Coinciding with the publication of Transparency International’s 2014 Corruption Perception Index and International Anti-Corruption Day, the OECD’s (Organisation for Economic Co-Operation and Development) Christmas contribution comes in the form of its Foreign Bribery Report focusing on the bribery of foreign public officials.
It was back in 1998 that Jack Straw, the then Home Secretary, asked the Law Commission to examine the law on fraud and whether a general offence of fraud would be an improvement to the body of criminal law.
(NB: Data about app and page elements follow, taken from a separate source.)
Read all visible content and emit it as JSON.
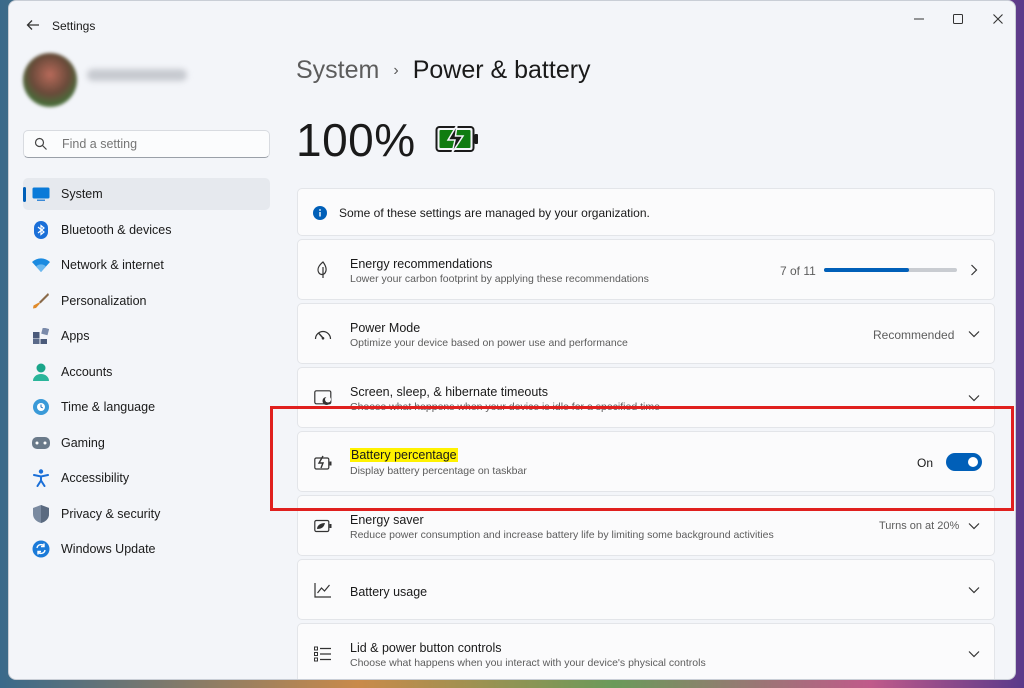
{
  "window": {
    "title": "Settings"
  },
  "search": {
    "placeholder": "Find a setting"
  },
  "sidebar": {
    "items": [
      {
        "label": "System",
        "icon": "system-icon",
        "active": true
      },
      {
        "label": "Bluetooth & devices",
        "icon": "bluetooth-icon"
      },
      {
        "label": "Network & internet",
        "icon": "wifi-icon"
      },
      {
        "label": "Personalization",
        "icon": "brush-icon"
      },
      {
        "label": "Apps",
        "icon": "apps-icon"
      },
      {
        "label": "Accounts",
        "icon": "accounts-icon"
      },
      {
        "label": "Time & language",
        "icon": "globe-icon"
      },
      {
        "label": "Gaming",
        "icon": "gamepad-icon"
      },
      {
        "label": "Accessibility",
        "icon": "accessibility-icon"
      },
      {
        "label": "Privacy & security",
        "icon": "shield-icon"
      },
      {
        "label": "Windows Update",
        "icon": "update-icon"
      }
    ]
  },
  "header": {
    "parent": "System",
    "separator": "›",
    "title": "Power & battery"
  },
  "battery": {
    "percent_label": "100%",
    "level": 1.0,
    "charging": true
  },
  "org_notice": "Some of these settings are managed by your organization.",
  "cards": {
    "energy": {
      "title": "Energy recommendations",
      "desc": "Lower your carbon footprint by applying these recommendations",
      "count": "7 of 11",
      "progress": 0.636
    },
    "power_mode": {
      "title": "Power Mode",
      "desc": "Optimize your device based on power use and performance",
      "value": "Recommended"
    },
    "screen_sleep": {
      "title": "Screen, sleep, & hibernate timeouts",
      "desc": "Choose what happens when your device is idle for a specified time"
    },
    "battery_pct": {
      "title": "Battery percentage",
      "desc": "Display battery percentage on taskbar",
      "state": "On"
    },
    "energy_saver": {
      "title": "Energy saver",
      "desc": "Reduce power consumption and increase battery life by limiting some background activities",
      "value": "Turns on at 20%"
    },
    "battery_usage": {
      "title": "Battery usage"
    },
    "lid": {
      "title": "Lid & power button controls",
      "desc": "Choose what happens when you interact with your device's physical controls"
    }
  },
  "colors": {
    "accent": "#005fb8",
    "battery_green": "#107c10",
    "annotation_red": "#e0201e",
    "highlight_yellow": "#fff200"
  }
}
The Fraud Act 2006, which represents the most radical change in the law of criminal fraud since the Theft Act 1968, came into force on January 15, 2007. We are now over a year into the new law, which seems a reasonable juncture to pose the question: has it had any impact?